The ground is cursed by being less fruitful than that of the garden, in order that man shall spend his time in labor in order to survive. This is a medicinal punishment, for idle man is easily tempted, and good work uplifts.
If we can understand this original order of labor, perhaps we may recapture some of what was lost. In whichever “garden” our choices and our situation finds us–factory, office, or beyond–we have to seek the joy in it. Frequently, that seems almost impossible.
I’ve been a carpet cleaner (it’s much harder than you think), janitor, lawn boy, TV/film production manager, and technical editor. Finding joy in cleaning someone else’s filth is a hard thing to do, but you know what? We did it. There was almost a grim humor in the face of grinding, ugly work. Mike Rowe of Dirty Jobs discovered the same thing: people doing nasty work often are happy, well-adjusted people. Rowe suggests this is because they find a sense of accomplishment from their work:
…it has to do with the sense of completing a task. So many “good” jobs these days don’t give you a sense of closure. For a lot of people in office work, the desk looks the same at 6 p.m. as it did at 6 a.m. How do you know when you are done? People I work with — hey, they got a dead deer in the road. They do their work and it’s gone. You got a ditch to put in. In the morning, it’s not there. In the evening, it is. People with dirty jobs live in a world of constant feedback. For better or worse, they always know how they’re doing. That matters.
Individual joy is a state of mind, but it’s certainly dependent upon the state of the body and its situation. Sometimes joy isn’t an option in the world as it is, which is why as people get further from contentment and satisfaction, they find themselves closer to God. God is very near to those who struggle, and those who sweat for their daily bread. He knows they fight with this cursed land. Lacking plenty, God does not leave them hungry, but fills them with His love. By keeping God at the center of both life and work, we not only honor God, but we help repair the sin that separates us from Him.
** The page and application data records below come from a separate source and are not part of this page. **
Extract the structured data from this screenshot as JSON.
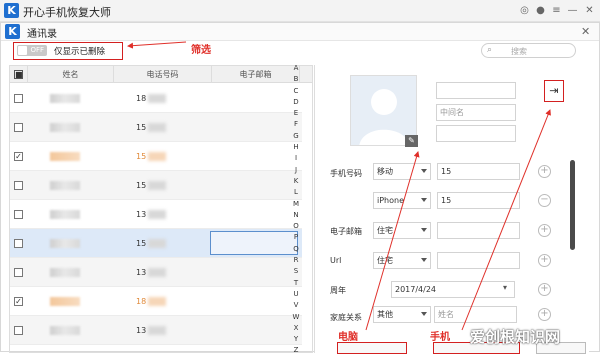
{
  "app": {
    "title": "开心手机恢复大师",
    "logo_letter": "K"
  },
  "dialog": {
    "title": "通讯录",
    "logo_letter": "K"
  },
  "toolbar": {
    "toggle_label": "OFF",
    "filter_label": "仅显示已删除",
    "search_placeholder": "搜索"
  },
  "annotations": {
    "filter": "筛选",
    "pc": "电脑",
    "phone": "手机"
  },
  "list": {
    "columns": [
      "姓名",
      "电话号码",
      "电子邮箱"
    ],
    "rows": [
      {
        "checked": false,
        "phone": "18",
        "highlight": false,
        "selected": false,
        "alt": false
      },
      {
        "checked": false,
        "phone": "15",
        "highlight": false,
        "selected": false,
        "alt": true
      },
      {
        "checked": true,
        "phone": "15",
        "highlight": true,
        "selected": false,
        "alt": false
      },
      {
        "checked": false,
        "phone": "15",
        "highlight": false,
        "selected": false,
        "alt": true
      },
      {
        "checked": false,
        "phone": "13",
        "highlight": false,
        "selected": false,
        "alt": false
      },
      {
        "checked": false,
        "phone": "15",
        "highlight": false,
        "selected": true,
        "alt": false
      },
      {
        "checked": false,
        "phone": "13",
        "highlight": false,
        "selected": false,
        "alt": true
      },
      {
        "checked": true,
        "phone": "18",
        "highlight": true,
        "selected": false,
        "alt": false
      },
      {
        "checked": false,
        "phone": "13",
        "highlight": false,
        "selected": false,
        "alt": true
      },
      {
        "checked": false,
        "phone": "15",
        "highlight": false,
        "selected": false,
        "alt": false
      }
    ],
    "alphabet": [
      "A",
      "B",
      "C",
      "D",
      "E",
      "F",
      "G",
      "H",
      "I",
      "J",
      "K",
      "L",
      "M",
      "N",
      "O",
      "P",
      "Q",
      "R",
      "S",
      "T",
      "U",
      "V",
      "W",
      "X",
      "Y",
      "Z"
    ]
  },
  "detail": {
    "middle_name_placeholder": "中间名",
    "labels": {
      "phone": "手机号码",
      "email": "电子邮箱",
      "url": "Url",
      "anniversary": "周年",
      "relation": "家庭关系"
    },
    "phone_type_1": "移动",
    "phone_value_1": "15",
    "phone_type_2": "iPhone",
    "phone_value_2": "15",
    "email_type": "住宅",
    "url_type": "住宅",
    "anniversary_value": "2017/4/24",
    "relation_type": "其他",
    "relation_placeholder": "姓名"
  },
  "watermark": "爱创根知识网",
  "colors": {
    "annotation_red": "#e0302a",
    "selection_blue": "#dde9f8",
    "brand_blue": "#1f6fd0"
  }
}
We may be able to find our solution to the problem of joy in labor in the correlating punishment of the fall: the curse related to sex. The twin punishments for Adam and Eve are that labor, once intended for uplifting man, is now needed merely to sustain him; and that sex, once the re-unification in pleasure and delight of physically divided husband and wife, is now subjected to disorder and lust.
Good things retain their goodness, but man in his fallen state loses sight of that goodness. We struggle against lust, and we struggle in labor. Our current economic systems aggravate the issue, because the individual child of God too easily is pulled between twin forces of exploitation: government and capital. All three–labor, state, and capital–have obligations to each other, yet we see the two strong (state and capital) exploiting the weak (the individual) for their own purposes of power and greed. How can one find dignity in this situation, when the very means of our survival on earth are left up to the whims of foolish and sinful men?
I wish I had a good answer for that. It’s hard to find the light of joy while grinding out 12 hour shifts for a bad boss, but I do know the person who keeps his or her eyes on God even in the worst situations will never go wrong.
We bring God with us everywhere we go. We are the imago dei, and no individual is better than another, whether he’s flying in the Walmart corporate jet, or stocking the Walmart shelves. Our dignity is God-given, and the love of the Father is with us always. If we can let some of that love come through into the workplace, we may not make the evil boss or the low-wage job any better, but we can find joy in the only real source of authentic joy. And maybe a bit of that grace will come through and make the workplace a little better for everyone.
Man labored in the garden, and it was good. It was good because man is not made to be idle, but to create and produce. In this way, he emulates God, Whose labor sanctified the six days as much as His rest sanctified the seventh.